WHAT THE TASK ASKS | Retype the entries in full.

(Web page and app entries)
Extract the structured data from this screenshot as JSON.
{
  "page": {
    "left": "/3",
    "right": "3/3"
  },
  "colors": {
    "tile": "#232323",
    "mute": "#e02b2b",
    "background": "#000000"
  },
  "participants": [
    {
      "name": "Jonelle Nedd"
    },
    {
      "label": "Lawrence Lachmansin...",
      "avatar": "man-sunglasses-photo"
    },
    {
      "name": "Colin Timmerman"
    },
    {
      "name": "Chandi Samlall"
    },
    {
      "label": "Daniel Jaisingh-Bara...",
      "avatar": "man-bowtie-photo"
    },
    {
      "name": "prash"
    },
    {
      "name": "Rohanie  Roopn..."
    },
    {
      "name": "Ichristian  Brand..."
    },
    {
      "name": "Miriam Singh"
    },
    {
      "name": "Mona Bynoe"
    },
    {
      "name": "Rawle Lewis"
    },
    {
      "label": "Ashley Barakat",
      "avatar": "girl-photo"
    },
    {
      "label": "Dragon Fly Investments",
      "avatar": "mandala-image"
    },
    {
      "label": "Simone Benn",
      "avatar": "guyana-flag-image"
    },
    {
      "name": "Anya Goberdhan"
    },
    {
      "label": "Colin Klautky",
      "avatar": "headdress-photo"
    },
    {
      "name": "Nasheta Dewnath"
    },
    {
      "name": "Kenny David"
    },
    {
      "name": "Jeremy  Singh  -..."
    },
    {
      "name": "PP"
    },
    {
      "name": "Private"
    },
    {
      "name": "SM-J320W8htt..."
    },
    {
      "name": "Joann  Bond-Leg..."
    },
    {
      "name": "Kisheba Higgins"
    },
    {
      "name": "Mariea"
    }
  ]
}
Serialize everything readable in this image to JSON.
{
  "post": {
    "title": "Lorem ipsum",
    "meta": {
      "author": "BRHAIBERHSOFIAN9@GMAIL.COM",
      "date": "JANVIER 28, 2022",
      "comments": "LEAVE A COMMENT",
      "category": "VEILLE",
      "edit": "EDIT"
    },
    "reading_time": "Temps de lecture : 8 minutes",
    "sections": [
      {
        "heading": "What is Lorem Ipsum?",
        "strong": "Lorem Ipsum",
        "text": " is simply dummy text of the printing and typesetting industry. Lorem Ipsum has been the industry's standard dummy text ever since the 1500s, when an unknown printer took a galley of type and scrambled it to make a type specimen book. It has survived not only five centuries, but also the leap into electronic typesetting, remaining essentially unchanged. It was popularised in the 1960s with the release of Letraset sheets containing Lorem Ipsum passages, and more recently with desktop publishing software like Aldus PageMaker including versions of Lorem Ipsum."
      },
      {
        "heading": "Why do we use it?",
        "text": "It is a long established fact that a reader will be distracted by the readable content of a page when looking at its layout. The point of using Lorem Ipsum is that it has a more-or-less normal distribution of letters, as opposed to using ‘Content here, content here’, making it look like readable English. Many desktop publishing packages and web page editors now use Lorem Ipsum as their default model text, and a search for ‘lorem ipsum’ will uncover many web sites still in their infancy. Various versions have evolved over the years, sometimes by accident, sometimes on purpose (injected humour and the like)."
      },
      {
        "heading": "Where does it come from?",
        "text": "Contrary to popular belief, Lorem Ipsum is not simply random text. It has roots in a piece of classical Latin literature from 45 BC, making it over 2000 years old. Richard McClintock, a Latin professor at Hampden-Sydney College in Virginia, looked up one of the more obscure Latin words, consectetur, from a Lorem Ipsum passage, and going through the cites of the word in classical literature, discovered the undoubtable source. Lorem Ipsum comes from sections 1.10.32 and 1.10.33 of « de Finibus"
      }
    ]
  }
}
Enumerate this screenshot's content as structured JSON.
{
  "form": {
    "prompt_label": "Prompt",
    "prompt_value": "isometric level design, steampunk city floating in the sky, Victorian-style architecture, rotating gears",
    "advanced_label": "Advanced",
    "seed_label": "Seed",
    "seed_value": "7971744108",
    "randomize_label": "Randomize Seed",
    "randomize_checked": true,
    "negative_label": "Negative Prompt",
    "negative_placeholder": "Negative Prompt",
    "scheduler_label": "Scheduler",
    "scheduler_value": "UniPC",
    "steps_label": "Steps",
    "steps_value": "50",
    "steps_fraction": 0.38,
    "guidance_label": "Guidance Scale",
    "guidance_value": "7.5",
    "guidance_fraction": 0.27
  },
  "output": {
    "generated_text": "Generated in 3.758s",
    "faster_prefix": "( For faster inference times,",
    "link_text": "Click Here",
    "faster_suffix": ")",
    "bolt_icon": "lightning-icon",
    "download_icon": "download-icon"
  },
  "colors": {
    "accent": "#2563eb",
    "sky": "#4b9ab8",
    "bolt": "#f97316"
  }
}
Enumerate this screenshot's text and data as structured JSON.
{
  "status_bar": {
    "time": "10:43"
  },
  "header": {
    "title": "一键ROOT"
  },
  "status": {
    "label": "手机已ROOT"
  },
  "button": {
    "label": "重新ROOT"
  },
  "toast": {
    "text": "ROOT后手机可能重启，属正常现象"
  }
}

RESULT |
Extract the structured data from this screenshot as JSON.
{
  "page": {
    "left": "/3",
    "right": "3/3"
  },
  "colors": {
    "tile": "#232323",
    "mute": "#e02b2b",
    "background": "#000000"
  },
  "participants": [
    {
      "name": "Jonelle Nedd"
    },
    {
      "label": "Lawrence Lachmansin...",
      "avatar": "man-sunglasses-photo"
    },
    {
      "name": "Colin Timmerman"
    },
    {
      "name": "Chandi Samlall"
    },
    {
      "label": "Daniel Jaisingh-Bara...",
      "avatar": "man-bowtie-photo"
    },
    {
      "name": "prash"
    },
    {
      "name": "Rohanie  Roopn..."
    },
    {
      "name": "Ichristian  Brand..."
    },
    {
      "name": "Miriam Singh"
    },
    {
      "name": "Mona Bynoe"
    },
    {
      "name": "Rawle Lewis"
    },
    {
      "label": "Ashley Barakat",
      "avatar": "girl-photo"
    },
    {
      "label": "Dragon Fly Investments",
      "avatar": "mandala-image"
    },
    {
      "label": "Simone Benn",
      "avatar": "guyana-flag-image"
    },
    {
      "name": "Anya Goberdhan"
    },
    {
      "label": "Colin Klautky",
      "avatar": "headdress-photo"
    },
    {
      "name": "Nasheta Dewnath"
    },
    {
      "name": "Kenny David"
    },
    {
      "name": "Jeremy  Singh  -..."
    },
    {
      "name": "PP"
    },
    {
      "name": "Private"
    },
    {
      "name": "SM-J320W8htt..."
    },
    {
      "name": "Joann  Bond-Leg..."
    },
    {
      "name": "Kisheba Higgins"
    },
    {
      "name": "Mariea"
    }
  ]
}
Serialize everything readable in this image to JSON.
{
  "post": {
    "title": "Lorem ipsum",
    "meta": {
      "author": "BRHAIBERHSOFIAN9@GMAIL.COM",
      "date": "JANVIER 28, 2022",
      "comments": "LEAVE A COMMENT",
      "category": "VEILLE",
      "edit": "EDIT"
    },
    "reading_time": "Temps de lecture : 8 minutes",
    "sections": [
      {
        "heading": "What is Lorem Ipsum?",
        "strong": "Lorem Ipsum",
        "text": " is simply dummy text of the printing and typesetting industry. Lorem Ipsum has been the industry's standard dummy text ever since the 1500s, when an unknown printer took a galley of type and scrambled it to make a type specimen book. It has survived not only five centuries, but also the leap into electronic typesetting, remaining essentially unchanged. It was popularised in the 1960s with the release of Letraset sheets containing Lorem Ipsum passages, and more recently with desktop publishing software like Aldus PageMaker including versions of Lorem Ipsum."
      },
      {
        "heading": "Why do we use it?",
        "text": "It is a long established fact that a reader will be distracted by the readable content of a page when looking at its layout. The point of using Lorem Ipsum is that it has a more-or-less normal distribution of letters, as opposed to using ‘Content here, content here’, making it look like readable English. Many desktop publishing packages and web page editors now use Lorem Ipsum as their default model text, and a search for ‘lorem ipsum’ will uncover many web sites still in their infancy. Various versions have evolved over the years, sometimes by accident, sometimes on purpose (injected humour and the like)."
      },
      {
        "heading": "Where does it come from?",
        "text": "Contrary to popular belief, Lorem Ipsum is not simply random text. It has roots in a piece of classical Latin literature from 45 BC, making it over 2000 years old. Richard McClintock, a Latin professor at Hampden-Sydney College in Virginia, looked up one of the more obscure Latin words, consectetur, from a Lorem Ipsum passage, and going through the cites of the word in classical literature, discovered the undoubtable source. Lorem Ipsum comes from sections 1.10.32 and 1.10.33 of « de Finibus"
      }
    ]
  }
}
Enumerate this screenshot's content as structured JSON.
{
  "form": {
    "prompt_label": "Prompt",
    "prompt_value": "isometric level design, steampunk city floating in the sky, Victorian-style architecture, rotating gears",
    "advanced_label": "Advanced",
    "seed_label": "Seed",
    "seed_value": "7971744108",
    "randomize_label": "Randomize Seed",
    "randomize_checked": true,
    "negative_label": "Negative Prompt",
    "negative_placeholder": "Negative Prompt",
    "scheduler_label": "Scheduler",
    "scheduler_value": "UniPC",
    "steps_label": "Steps",
    "steps_value": "50",
    "steps_fraction": 0.38,
    "guidance_label": "Guidance Scale",
    "guidance_value": "7.5",
    "guidance_fraction": 0.27
  },
  "output": {
    "generated_text": "Generated in 3.758s",
    "faster_prefix": "( For faster inference times,",
    "link_text": "Click Here",
    "faster_suffix": ")",
    "bolt_icon": "lightning-icon",
    "download_icon": "download-icon"
  },
  "colors": {
    "accent": "#2563eb",
    "sky": "#4b9ab8",
    "bolt": "#f97316"
  }
}
Enumerate this screenshot's text and data as structured JSON.
{
  "status_bar": {
    "time": "10:43"
  },
  "header": {
    "title": "一键ROOT"
  },
  "status": {
    "label": "手机已ROOT"
  },
  "button": {
    "label": "重新ROOT"
  },
  "toast": {
    "text": "ROOT后手机可能重启，属正常现象"
  }
}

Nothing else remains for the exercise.